The UK Government, through the 2000 House of Lords Inquiry into contaminated cabin air, called for research "to refute the 'common allegations' and give public confidence with regard to cabin air quality".
No call for a genuine inquiry to find out whether the air actually does get contaminated, then? Apparently not.
Anyway, the result of that call for refutation has been the Cranfield University report (see the immediately preceding blog), which said that the highly neurotoxic chemical tricresyl phosphate was detected in cabin air, but at levels that are legally acceptable.
Apparently these neurotoxins are politically acceptable as well, because Transport Minister Theresa Villiers has welcomed the report.

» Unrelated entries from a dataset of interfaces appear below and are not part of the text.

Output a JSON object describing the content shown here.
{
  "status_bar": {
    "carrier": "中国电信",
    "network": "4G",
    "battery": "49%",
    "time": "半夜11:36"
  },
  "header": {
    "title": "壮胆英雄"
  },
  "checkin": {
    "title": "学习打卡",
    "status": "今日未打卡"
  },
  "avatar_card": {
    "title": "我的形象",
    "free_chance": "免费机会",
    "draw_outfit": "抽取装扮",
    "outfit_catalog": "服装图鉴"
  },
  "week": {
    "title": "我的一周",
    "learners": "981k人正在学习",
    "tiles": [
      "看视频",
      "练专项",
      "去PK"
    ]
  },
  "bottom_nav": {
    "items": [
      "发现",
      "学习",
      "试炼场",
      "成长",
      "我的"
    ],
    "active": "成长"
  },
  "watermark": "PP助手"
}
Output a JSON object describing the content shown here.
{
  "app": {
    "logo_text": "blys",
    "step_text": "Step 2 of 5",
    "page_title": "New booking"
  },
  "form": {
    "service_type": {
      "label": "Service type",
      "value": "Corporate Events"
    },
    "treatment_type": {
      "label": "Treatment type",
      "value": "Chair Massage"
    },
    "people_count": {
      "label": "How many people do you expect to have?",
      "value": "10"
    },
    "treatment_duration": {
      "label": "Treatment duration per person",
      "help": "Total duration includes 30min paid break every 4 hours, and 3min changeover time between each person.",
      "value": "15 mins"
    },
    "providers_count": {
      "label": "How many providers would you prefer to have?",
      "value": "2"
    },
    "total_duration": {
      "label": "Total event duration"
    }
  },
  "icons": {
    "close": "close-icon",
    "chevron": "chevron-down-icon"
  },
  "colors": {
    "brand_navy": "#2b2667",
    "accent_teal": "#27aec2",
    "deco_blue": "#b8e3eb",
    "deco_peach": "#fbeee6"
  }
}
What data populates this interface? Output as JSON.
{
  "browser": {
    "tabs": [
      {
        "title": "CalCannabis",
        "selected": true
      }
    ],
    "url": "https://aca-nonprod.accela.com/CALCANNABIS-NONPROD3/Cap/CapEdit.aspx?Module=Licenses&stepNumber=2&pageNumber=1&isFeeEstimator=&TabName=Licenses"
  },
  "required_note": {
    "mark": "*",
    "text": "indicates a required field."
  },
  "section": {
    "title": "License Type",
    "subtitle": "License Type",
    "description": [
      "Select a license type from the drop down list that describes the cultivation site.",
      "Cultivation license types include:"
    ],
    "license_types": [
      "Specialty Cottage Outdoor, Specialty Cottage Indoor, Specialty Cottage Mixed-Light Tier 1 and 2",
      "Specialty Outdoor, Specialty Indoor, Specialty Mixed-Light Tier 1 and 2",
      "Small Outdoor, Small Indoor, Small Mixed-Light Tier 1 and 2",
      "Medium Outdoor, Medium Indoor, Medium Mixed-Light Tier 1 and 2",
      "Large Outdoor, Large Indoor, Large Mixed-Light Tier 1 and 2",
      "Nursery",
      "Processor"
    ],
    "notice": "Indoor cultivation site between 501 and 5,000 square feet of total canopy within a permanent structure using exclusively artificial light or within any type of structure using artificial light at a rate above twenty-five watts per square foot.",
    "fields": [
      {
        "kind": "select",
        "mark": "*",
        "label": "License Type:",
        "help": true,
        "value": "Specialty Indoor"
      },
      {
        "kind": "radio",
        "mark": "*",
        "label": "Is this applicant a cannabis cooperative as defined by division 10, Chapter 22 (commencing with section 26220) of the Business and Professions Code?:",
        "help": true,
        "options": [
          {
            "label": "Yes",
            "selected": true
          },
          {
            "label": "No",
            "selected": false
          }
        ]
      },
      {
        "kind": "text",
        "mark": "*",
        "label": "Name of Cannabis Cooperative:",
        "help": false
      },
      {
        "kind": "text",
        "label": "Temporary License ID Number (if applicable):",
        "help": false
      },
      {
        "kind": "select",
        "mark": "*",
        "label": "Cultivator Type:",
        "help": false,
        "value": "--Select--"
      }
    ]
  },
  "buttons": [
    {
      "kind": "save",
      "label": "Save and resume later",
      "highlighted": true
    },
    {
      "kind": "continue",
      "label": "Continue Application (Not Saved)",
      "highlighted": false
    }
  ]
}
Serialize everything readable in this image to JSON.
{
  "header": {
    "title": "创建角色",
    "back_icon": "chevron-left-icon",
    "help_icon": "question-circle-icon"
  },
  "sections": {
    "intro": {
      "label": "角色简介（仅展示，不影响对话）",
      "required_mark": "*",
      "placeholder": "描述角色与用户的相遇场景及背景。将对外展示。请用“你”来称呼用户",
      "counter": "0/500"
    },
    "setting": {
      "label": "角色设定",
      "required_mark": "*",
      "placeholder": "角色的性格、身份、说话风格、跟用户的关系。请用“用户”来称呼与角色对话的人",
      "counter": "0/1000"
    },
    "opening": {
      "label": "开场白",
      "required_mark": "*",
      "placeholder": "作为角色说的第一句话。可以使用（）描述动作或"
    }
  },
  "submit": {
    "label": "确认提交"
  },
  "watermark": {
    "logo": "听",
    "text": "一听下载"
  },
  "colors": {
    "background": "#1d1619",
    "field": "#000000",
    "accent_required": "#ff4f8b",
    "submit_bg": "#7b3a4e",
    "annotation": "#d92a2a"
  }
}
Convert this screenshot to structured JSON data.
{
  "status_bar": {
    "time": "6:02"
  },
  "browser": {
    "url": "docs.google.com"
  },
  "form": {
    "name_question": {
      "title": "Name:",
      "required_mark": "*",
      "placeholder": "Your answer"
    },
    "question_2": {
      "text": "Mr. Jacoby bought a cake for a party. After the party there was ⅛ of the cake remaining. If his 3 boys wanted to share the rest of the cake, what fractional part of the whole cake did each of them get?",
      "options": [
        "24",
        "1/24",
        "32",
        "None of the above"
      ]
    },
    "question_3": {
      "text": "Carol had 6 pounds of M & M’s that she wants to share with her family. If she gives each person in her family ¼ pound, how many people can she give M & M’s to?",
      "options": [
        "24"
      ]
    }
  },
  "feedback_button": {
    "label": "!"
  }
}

Dr Susan Michaelis, just back from the Aerospace Medical Association's annual meeting in Anchorage, where she presented her PhD "Health and Flight Safety Implications from Exposure to Contaminated Air in Aircraft" , has this to say about the Cranfield report:
"The study is completely contradictory as it clearly identified the organophosphate TCP - from the engine oil additives - at concerning levels in the cabin air, but dismissed this as all satisfactory.
"It is anything but OK. By dismissing the significance of the findings [of TCP in the cabin air], the government can follow its public position that they do not need to study the health of the people who have been exposed to contaminated air.
"TCP was clearly identified as neurotoxic in the 1930's and again in the 1950's, so they have long known how toxic the substances found are, but this report has just ignored all the science. The government considers it acceptable to expose people to TCP, but following my PhD studies I can assure you it is not.
"This report confirms that, in normal aircraft flight, people are being exposed to TCP, the organophosphate from the engine oil."
Cranfield ran tests on 100 flights and, if its definition of reportable events has any credibility, there were no "reportable level" fume events during its trial. What use was it, then?